2. Soft credit checks

While hard credit checks can leave a lasting footprint, their soft counterparts won’t affect your credit rating. What’s more, they can still give lenders a good overview of your credit history. They’re also known as ‘eligibility checks’ and are great for establishing the likelihood of acceptance before committing to a hard check.

3. Previous mistakes

Losing sleep over a mortgage you deferred on several years ago? Stressing about a credit card that got out of control in your twenties? The good news is mistakes you’ve made in the past don’t always stay around to haunt you.

For example, County Court Judgments (CCJ) issued when a borrower fails to repay money will stay on your record for up to six years. The good news is that they will automatically be removed after that period.

Black marks like Debt Relief Orders or Individual Voluntary Agreements (IVAs) can also have a negative impact on your credit score but won’t necessarily stay on your record forever.

Buying a car with poor credit

Need help securing a car loan? Whether you’re struggling with poor credit car finance or simply need assistance getting the best interest rates, we’re here to help. At My Car Credit we offer tailored car finance to applicants with all types of credit histories. Thankfully, this includes those with less than perfect scores.
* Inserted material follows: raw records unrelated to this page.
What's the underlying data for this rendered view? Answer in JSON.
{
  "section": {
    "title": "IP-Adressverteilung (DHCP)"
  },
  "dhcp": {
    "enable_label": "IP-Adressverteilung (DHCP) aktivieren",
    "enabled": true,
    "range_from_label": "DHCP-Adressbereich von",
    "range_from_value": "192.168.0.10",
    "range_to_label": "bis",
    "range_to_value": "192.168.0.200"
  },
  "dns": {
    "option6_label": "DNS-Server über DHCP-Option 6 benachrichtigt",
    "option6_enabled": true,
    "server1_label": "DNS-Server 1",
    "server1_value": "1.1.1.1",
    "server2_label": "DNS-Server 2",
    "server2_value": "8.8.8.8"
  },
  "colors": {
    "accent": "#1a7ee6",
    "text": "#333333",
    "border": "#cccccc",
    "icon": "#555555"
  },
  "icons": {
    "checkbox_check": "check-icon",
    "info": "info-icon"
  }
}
Get in touch today by emailing enquiries@mycarcredit.co.uk to find out more. We’ll help you secure the keys to your new vehicle as quickly as possible.

Rates from 6.9% APR. Representative APR 14.9%

Evolution Funding Ltd T/A My Car Credit

My Credit Rating

Excellent

  • You are a home owner
  • You have been on the electoral role for a long period of time
  • You have current credit arrangements and mortgage with no defaults
  • You have no CCJs, credit arrears or missed payments
  • You rarely apply for credit
  • You are employed or self-employed

Good

  • You are on the electoral role
  • You are a home owner or long standing tenant
  • You have a stable employment history
  • You have current credit arrangements with occasional missed payments
  • You have no CCJs

Fair

  • You are or have recently been on the electoral role
  • You may have recently changed address
  • You may have occasional missed payments
  • You may have an old CCJ
  • You may have regularly applied for credit

Poor

  • You may have had frequent changes in address
  • You may not be traceable on the voters roll
  • You may have exceeded credit card limits
  • You may have missed payments on current agreements
  • You may have had a CCJ in the past

Bad

  • You may not be traceable on the voters roll
  • Your credit cards are over their limits
  • You have recent CCJs
  • You may have been refused credit elsewhere
  • You may be in a debt management plan
£

X monthly repayments of
£X

Typical rate

Loan amount

Total payable

X% APR*

£X

£X

*for illustration purposes only

No impact on your credit score

Representative Example

Borrowing £7,500 at a representative APR of 14.9%, annual interest rate (fixed) 14.85%, 47 monthly payments of £204.69 followed by 1 payment of £214.69 (incl. estimated £10 option to purchase fee), a deposit of £0.00, total cost of credit is £2,335.12, total amount payable is £9,835.12.

My Car Credit is a credit broker and not a lender.

Require more help?

Got a question you can’t find the answer to, or need some advice and guidance around taking out car finance? Our Car Credit Specialists are friendly, experienced, and here to help so get in touch today!